Earlier this year, J and others v Commissioner of Police for the Metropolis [2013] EWHC 32 (QB) saw part of the claims struck out. The Court held that the Investigatory Powers Tribunal had exclusive jurisdiction over the claims under the Human Rights Act 1998; it struck out these parts accordingly. It observed that conduct breaching Article 3 (inhuman and degrading treatment) – which included the claims relating to sexual activity – could not be authorised under RIPA, but conduct breaching Article 8 (privacy) could be authorised. Sexual activity with undercover officers did not necessarily engage Article 3.

Those parts of the claims which did not concern the Human Rights Act 1998 (actions at common law and for alleged breaches of statutory duties) were not exclusively within the Investigatory Powers Tribunal’s jurisdiction and were thus not struck out as an abuse of process, notwithstanding the police’s difficulties in presenting its case due to the ‘neither confirm nor deny’ approach to covert sources.

Unlike with the phone-hacking cases, it is not clear when this case will resume before the Court/Tribunal.

Robin Hopkins

 

SUPREME COURT JUDGMENT ON THE INVESTIGATORY POWERS TRIBUNAL

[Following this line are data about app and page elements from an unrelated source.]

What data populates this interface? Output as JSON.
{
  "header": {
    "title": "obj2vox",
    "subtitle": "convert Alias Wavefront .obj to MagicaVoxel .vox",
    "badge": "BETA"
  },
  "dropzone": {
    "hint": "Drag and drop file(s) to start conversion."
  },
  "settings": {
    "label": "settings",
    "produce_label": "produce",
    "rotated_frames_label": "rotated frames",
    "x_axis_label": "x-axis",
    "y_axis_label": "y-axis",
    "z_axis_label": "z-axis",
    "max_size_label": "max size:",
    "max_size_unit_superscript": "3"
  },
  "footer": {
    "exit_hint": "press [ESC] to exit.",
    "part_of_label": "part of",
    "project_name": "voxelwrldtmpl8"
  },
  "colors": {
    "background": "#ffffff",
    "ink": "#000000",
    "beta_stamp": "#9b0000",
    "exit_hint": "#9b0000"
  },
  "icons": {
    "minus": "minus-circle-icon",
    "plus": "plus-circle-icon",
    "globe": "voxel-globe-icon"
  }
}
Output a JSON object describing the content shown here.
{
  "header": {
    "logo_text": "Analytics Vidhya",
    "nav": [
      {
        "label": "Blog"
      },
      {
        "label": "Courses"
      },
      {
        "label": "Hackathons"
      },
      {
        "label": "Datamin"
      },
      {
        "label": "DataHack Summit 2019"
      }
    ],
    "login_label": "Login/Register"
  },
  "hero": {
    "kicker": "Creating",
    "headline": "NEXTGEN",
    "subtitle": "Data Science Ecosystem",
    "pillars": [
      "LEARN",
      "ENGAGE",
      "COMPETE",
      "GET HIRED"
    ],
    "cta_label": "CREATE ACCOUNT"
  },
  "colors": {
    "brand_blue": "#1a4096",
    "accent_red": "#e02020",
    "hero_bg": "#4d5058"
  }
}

December 11th, 2009 by Anya Proops QC

This week the Supreme Court handed down an important judgment on the jurisdictional scope of the Investigatory Powers Tribunal (IPT): R (on the application of A) v B [2009] UKSC 12. The case involved a former spy, ‘A’, who wished to publish a manuscript relating to the successes, failures and recruiting techniques of MI5. MI5 had refused to authorise the publication of certain elements of the manuscript under the Official Secrets Act 1989. A subsequently brought a claim for judicial review in the administrative court challenging MI5’s decision. The claim was advanced in particular on the basis that MI5’s refusal breached A‘s right to freedom of expression under Article 10 of the European Convention of Human Rights. The claim was resisted on the basis that, under s. 65 of the Regulation of Investigatory Powers Act (RIPA), it was the Investigatory Powers Tribunal (IPT) which had exclusive jurisdiction to hear any challenge made against MI5’s decision, irrespective of whether or not that challenge was made under the Human Rights Act 1998 (HRA). A’s claim for judicial review was allowed at first instance. In summary, Collins J held that the High Court exercised jurisdiction in respect of the claim in parallel with the IPT ([2008] 4 All ER 511). Collins J’s judgment was subsequently overturned by a majority of the Court of Appeal ([2009] 3 WLR 717). The Supreme Court has now unanimously upheld the Court of Appeal’s majority judgment. In essence, the Supreme Court held that:

 

  • the wording of s. 65 RIPA should be construed broadly so as to ensure that, where decisions of this nature were in issue, they should be heard by the IPT, even if they embraced challenges brought under the HRA;

 

  • the fact that s. 65 operated to oust the jurisdiction which the ordinary courts would otherwise have to hear a human rights challenge was not objectionable on constitutional grounds (i.e. it did not constitute an unlawful ouster). In particular, the ouster of jurisdiction embodied in s. 65 was lawful because: (a) it had been provided for in clear terms under the relevant legislation; and (b) it did not operate to prevent judicial scrutiny of the particular decision but instead merely ensured that that scrutiny was conducted by the IPT;

 

  • the mere fact that the IPT procedures were more secretive than those which would apply in the ordinary courts did not mean that there would be any breach of A’s right to a fair trial under Article 6 ECHR. The use of such procedures could be justified in view of the fact that determination of A’s claim would entail consideration of information which raised issues of national security. (It was noted in the judgment that an application to the ECtHR is currently pending on the question of whether certain of the IPT rules breach various articles of the Convention, including articles 6, 8 and 10).

 

The judgment is likely to be seen as controversial in certain quarters, not least because the secretive nature of the IPT process is regarded by many as being inherently unjust. 11KBW’s Jason Coppel appeared on behalf of B before the Supreme Court.  See further my post on the recent application of the IPT process to a surveillance procedure applied by a local authority.